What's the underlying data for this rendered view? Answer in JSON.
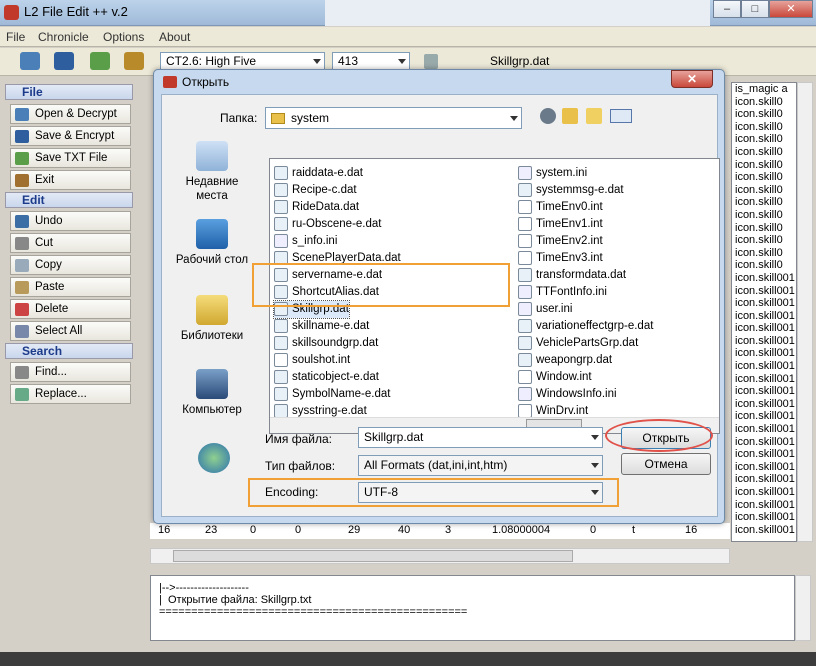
{
  "window": {
    "title": "L2 File Edit ++ v.2",
    "min": "–",
    "max": "□",
    "close": "✕"
  },
  "menu": [
    "File",
    "Chronicle",
    "Options",
    "About"
  ],
  "toolbar": {
    "chronicle": "CT2.6: High Five",
    "version": "413",
    "filename": "Skillgrp.dat"
  },
  "sidebar": {
    "file_header": "File",
    "file_items": [
      "Open & Decrypt",
      "Save & Encrypt",
      "Save TXT File",
      "Exit"
    ],
    "edit_header": "Edit",
    "edit_items": [
      "Undo",
      "Cut",
      "Copy",
      "Paste",
      "Delete",
      "Select All"
    ],
    "search_header": "Search",
    "search_items": [
      "Find...",
      "Replace..."
    ]
  },
  "right_list": [
    "is_magic a",
    "icon.skill0",
    "icon.skill0",
    "icon.skill0",
    "icon.skill0",
    "icon.skill0",
    "icon.skill0",
    "icon.skill0",
    "icon.skill0",
    "icon.skill0",
    "icon.skill0",
    "icon.skill0",
    "icon.skill0",
    "icon.skill0",
    "icon.skill0",
    "icon.skill001",
    "icon.skill001",
    "icon.skill001",
    "icon.skill001",
    "icon.skill001",
    "icon.skill001",
    "icon.skill001",
    "icon.skill001",
    "icon.skill001",
    "icon.skill001",
    "icon.skill001",
    "icon.skill001",
    "icon.skill001",
    "icon.skill001",
    "icon.skill001",
    "icon.skill001",
    "icon.skill001",
    "icon.skill001",
    "icon.skill001",
    "icon.skill001",
    "icon.skill001"
  ],
  "data_row": [
    "16",
    "23",
    "0",
    "0",
    "29",
    "40",
    "3",
    "1.08000004",
    "0",
    "t",
    "16"
  ],
  "log": [
    "|-->--------------------",
    "|  Открытие файла: Skillgrp.txt",
    "================================================"
  ],
  "dialog": {
    "title": "Открыть",
    "close": "✕",
    "folder_label": "Папка:",
    "folder_value": "system",
    "places": [
      "Недавние места",
      "Рабочий стол",
      "Библиотеки",
      "Компьютер"
    ],
    "files_left": [
      {
        "name": "raiddata-e.dat",
        "type": "dat"
      },
      {
        "name": "Recipe-c.dat",
        "type": "dat"
      },
      {
        "name": "RideData.dat",
        "type": "dat"
      },
      {
        "name": "ru-Obscene-e.dat",
        "type": "dat"
      },
      {
        "name": "s_info.ini",
        "type": "ini"
      },
      {
        "name": "ScenePlayerData.dat",
        "type": "dat"
      },
      {
        "name": "servername-e.dat",
        "type": "dat"
      },
      {
        "name": "ShortcutAlias.dat",
        "type": "dat"
      },
      {
        "name": "Skillgrp.dat",
        "type": "dat"
      },
      {
        "name": "skillname-e.dat",
        "type": "dat"
      },
      {
        "name": "skillsoundgrp.dat",
        "type": "dat"
      },
      {
        "name": "soulshot.int",
        "type": "int"
      },
      {
        "name": "staticobject-e.dat",
        "type": "dat"
      },
      {
        "name": "SymbolName-e.dat",
        "type": "dat"
      },
      {
        "name": "sysstring-e.dat",
        "type": "dat"
      }
    ],
    "files_right": [
      {
        "name": "system.ini",
        "type": "ini"
      },
      {
        "name": "systemmsg-e.dat",
        "type": "dat"
      },
      {
        "name": "TimeEnv0.int",
        "type": "int"
      },
      {
        "name": "TimeEnv1.int",
        "type": "int"
      },
      {
        "name": "TimeEnv2.int",
        "type": "int"
      },
      {
        "name": "TimeEnv3.int",
        "type": "int"
      },
      {
        "name": "transformdata.dat",
        "type": "dat"
      },
      {
        "name": "TTFontInfo.ini",
        "type": "ini"
      },
      {
        "name": "user.ini",
        "type": "ini"
      },
      {
        "name": "variationeffectgrp-e.dat",
        "type": "dat"
      },
      {
        "name": "VehiclePartsGrp.dat",
        "type": "dat"
      },
      {
        "name": "weapongrp.dat",
        "type": "dat"
      },
      {
        "name": "Window.int",
        "type": "int"
      },
      {
        "name": "WindowsInfo.ini",
        "type": "ini"
      },
      {
        "name": "WinDrv.int",
        "type": "int"
      }
    ],
    "filename_label": "Имя файла:",
    "filename_value": "Skillgrp.dat",
    "filetype_label": "Тип файлов:",
    "filetype_value": "All Formats (dat,ini,int,htm)",
    "encoding_label": "Encoding:",
    "encoding_value": "UTF-8",
    "open_button": "Открыть",
    "cancel_button": "Отмена"
  },
  "colors": {
    "highlight_box": "#f0a035",
    "open_circle": "#e0524a",
    "selection": "#dbe9f8"
  }
}
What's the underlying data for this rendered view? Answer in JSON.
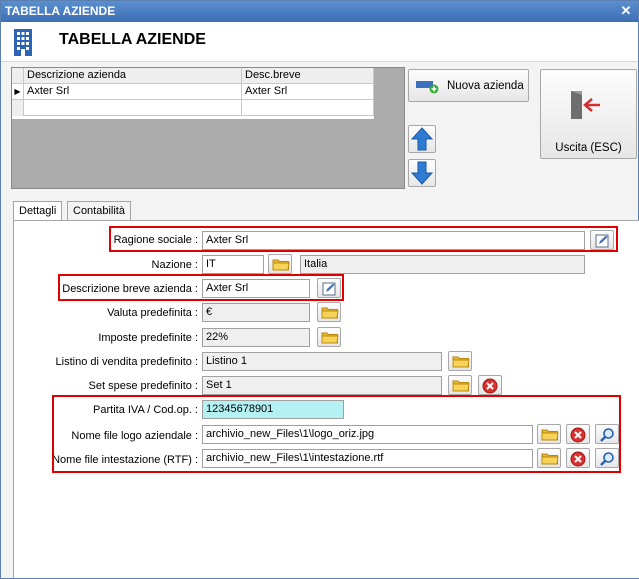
{
  "window": {
    "title": "TABELLA AZIENDE",
    "close_glyph": "✕"
  },
  "header": {
    "title": "TABELLA AZIENDE",
    "icon": "building-icon"
  },
  "grid": {
    "columns": [
      "Descrizione azienda",
      "Desc.breve"
    ],
    "rows": [
      {
        "indicator": "▶",
        "descrizione": "Axter Srl",
        "desc_breve": "Axter Srl"
      }
    ]
  },
  "buttons": {
    "nuova_azienda": "Nuova azienda",
    "uscita": "Uscita (ESC)"
  },
  "tabs": [
    "Dettagli",
    "Contabilità"
  ],
  "form": {
    "ragione_sociale": {
      "label": "Ragione sociale :",
      "value": "Axter Srl"
    },
    "nazione": {
      "label": "Nazione :",
      "code": "IT",
      "name": "Italia"
    },
    "descrizione_breve": {
      "label": "Descrizione breve azienda :",
      "value": "Axter Srl"
    },
    "valuta": {
      "label": "Valuta predefinita :",
      "value": "€"
    },
    "imposte": {
      "label": "Imposte predefinite :",
      "value": "22%"
    },
    "listino": {
      "label": "Listino di vendita predefinito :",
      "value": "Listino 1"
    },
    "set_spese": {
      "label": "Set spese predefinito :",
      "value": "Set 1"
    },
    "partita_iva": {
      "label": "Partita IVA / Cod.op. :",
      "value": "12345678901"
    },
    "logo": {
      "label": "Nome file logo aziendale :",
      "value": "archivio_new_Files\\1\\logo_oriz.jpg"
    },
    "intestazione": {
      "label": "Nome file intestazione (RTF) :",
      "value": "archivio_new_Files\\1\\intestazione.rtf"
    }
  },
  "colors": {
    "title_bar": "#3c6fb4",
    "highlight_border": "#e00000",
    "vat_field_bg": "#b4f1f3",
    "grid_bg": "#ababab"
  }
}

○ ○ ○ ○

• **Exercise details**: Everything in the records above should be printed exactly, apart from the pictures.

• **Output below**:
What's the underlying data for this rendered view? Answer in JSON.
{
  "window": {
    "title": "L2 File Edit ++ v.2",
    "min": "–",
    "max": "□",
    "close": "✕"
  },
  "menu": [
    "File",
    "Chronicle",
    "Options",
    "About"
  ],
  "toolbar": {
    "chronicle": "CT2.6: High Five",
    "version": "413",
    "filename": "Skillgrp.dat"
  },
  "sidebar": {
    "file_header": "File",
    "file_items": [
      "Open & Decrypt",
      "Save & Encrypt",
      "Save TXT File",
      "Exit"
    ],
    "edit_header": "Edit",
    "edit_items": [
      "Undo",
      "Cut",
      "Copy",
      "Paste",
      "Delete",
      "Select All"
    ],
    "search_header": "Search",
    "search_items": [
      "Find...",
      "Replace..."
    ]
  },
  "right_list": [
    "is_magic a",
    "icon.skill0",
    "icon.skill0",
    "icon.skill0",
    "icon.skill0",
    "icon.skill0",
    "icon.skill0",
    "icon.skill0",
    "icon.skill0",
    "icon.skill0",
    "icon.skill0",
    "icon.skill0",
    "icon.skill0",
    "icon.skill0",
    "icon.skill0",
    "icon.skill001",
    "icon.skill001",
    "icon.skill001",
    "icon.skill001",
    "icon.skill001",
    "icon.skill001",
    "icon.skill001",
    "icon.skill001",
    "icon.skill001",
    "icon.skill001",
    "icon.skill001",
    "icon.skill001",
    "icon.skill001",
    "icon.skill001",
    "icon.skill001",
    "icon.skill001",
    "icon.skill001",
    "icon.skill001",
    "icon.skill001",
    "icon.skill001",
    "icon.skill001"
  ],
  "data_row": [
    "16",
    "23",
    "0",
    "0",
    "29",
    "40",
    "3",
    "1.08000004",
    "0",
    "t",
    "16"
  ],
  "log": [
    "|-->--------------------",
    "|  Открытие файла: Skillgrp.txt",
    "================================================"
  ],
  "dialog": {
    "title": "Открыть",
    "close": "✕",
    "folder_label": "Папка:",
    "folder_value": "system",
    "places": [
      "Недавние места",
      "Рабочий стол",
      "Библиотеки",
      "Компьютер"
    ],
    "files_left": [
      {
        "name": "raiddata-e.dat",
        "type": "dat"
      },
      {
        "name": "Recipe-c.dat",
        "type": "dat"
      },
      {
        "name": "RideData.dat",
        "type": "dat"
      },
      {
        "name": "ru-Obscene-e.dat",
        "type": "dat"
      },
      {
        "name": "s_info.ini",
        "type": "ini"
      },
      {
        "name": "ScenePlayerData.dat",
        "type": "dat"
      },
      {
        "name": "servername-e.dat",
        "type": "dat"
      },
      {
        "name": "ShortcutAlias.dat",
        "type": "dat"
      },
      {
        "name": "Skillgrp.dat",
        "type": "dat"
      },
      {
        "name": "skillname-e.dat",
        "type": "dat"
      },
      {
        "name": "skillsoundgrp.dat",
        "type": "dat"
      },
      {
        "name": "soulshot.int",
        "type": "int"
      },
      {
        "name": "staticobject-e.dat",
        "type": "dat"
      },
      {
        "name": "SymbolName-e.dat",
        "type": "dat"
      },
      {
        "name": "sysstring-e.dat",
        "type": "dat"
      }
    ],
    "files_right": [
      {
        "name": "system.ini",
        "type": "ini"
      },
      {
        "name": "systemmsg-e.dat",
        "type": "dat"
      },
      {
        "name": "TimeEnv0.int",
        "type": "int"
      },
      {
        "name": "TimeEnv1.int",
        "type": "int"
      },
      {
        "name": "TimeEnv2.int",
        "type": "int"
      },
      {
        "name": "TimeEnv3.int",
        "type": "int"
      },
      {
        "name": "transformdata.dat",
        "type": "dat"
      },
      {
        "name": "TTFontInfo.ini",
        "type": "ini"
      },
      {
        "name": "user.ini",
        "type": "ini"
      },
      {
        "name": "variationeffectgrp-e.dat",
        "type": "dat"
      },
      {
        "name": "VehiclePartsGrp.dat",
        "type": "dat"
      },
      {
        "name": "weapongrp.dat",
        "type": "dat"
      },
      {
        "name": "Window.int",
        "type": "int"
      },
      {
        "name": "WindowsInfo.ini",
        "type": "ini"
      },
      {
        "name": "WinDrv.int",
        "type": "int"
      }
    ],
    "filename_label": "Имя файла:",
    "filename_value": "Skillgrp.dat",
    "filetype_label": "Тип файлов:",
    "filetype_value": "All Formats (dat,ini,int,htm)",
    "encoding_label": "Encoding:",
    "encoding_value": "UTF-8",
    "open_button": "Открыть",
    "cancel_button": "Отмена"
  },
  "colors": {
    "highlight_box": "#f0a035",
    "open_circle": "#e0524a",
    "selection": "#dbe9f8"
  }
}
What's the underlying data for this rendered view? Answer in JSON.
{
  "window": {
    "title": "TABELLA AZIENDE",
    "close_glyph": "✕"
  },
  "header": {
    "title": "TABELLA AZIENDE",
    "icon": "building-icon"
  },
  "grid": {
    "columns": [
      "Descrizione azienda",
      "Desc.breve"
    ],
    "rows": [
      {
        "indicator": "▶",
        "descrizione": "Axter Srl",
        "desc_breve": "Axter Srl"
      }
    ]
  },
  "buttons": {
    "nuova_azienda": "Nuova azienda",
    "uscita": "Uscita (ESC)"
  },
  "tabs": [
    "Dettagli",
    "Contabilità"
  ],
  "form": {
    "ragione_sociale": {
      "label": "Ragione sociale :",
      "value": "Axter Srl"
    },
    "nazione": {
      "label": "Nazione :",
      "code": "IT",
      "name": "Italia"
    },
    "descrizione_breve": {
      "label": "Descrizione breve azienda :",
      "value": "Axter Srl"
    },
    "valuta": {
      "label": "Valuta predefinita :",
      "value": "€"
    },
    "imposte": {
      "label": "Imposte predefinite :",
      "value": "22%"
    },
    "listino": {
      "label": "Listino di vendita predefinito :",
      "value": "Listino 1"
    },
    "set_spese": {
      "label": "Set spese predefinito :",
      "value": "Set 1"
    },
    "partita_iva": {
      "label": "Partita IVA / Cod.op. :",
      "value": "12345678901"
    },
    "logo": {
      "label": "Nome file logo aziendale :",
      "value": "archivio_new_Files\\1\\logo_oriz.jpg"
    },
    "intestazione": {
      "label": "Nome file intestazione (RTF) :",
      "value": "archivio_new_Files\\1\\intestazione.rtf"
    }
  },
  "colors": {
    "title_bar": "#3c6fb4",
    "highlight_border": "#e00000",
    "vat_field_bg": "#b4f1f3",
    "grid_bg": "#ababab"
  }
}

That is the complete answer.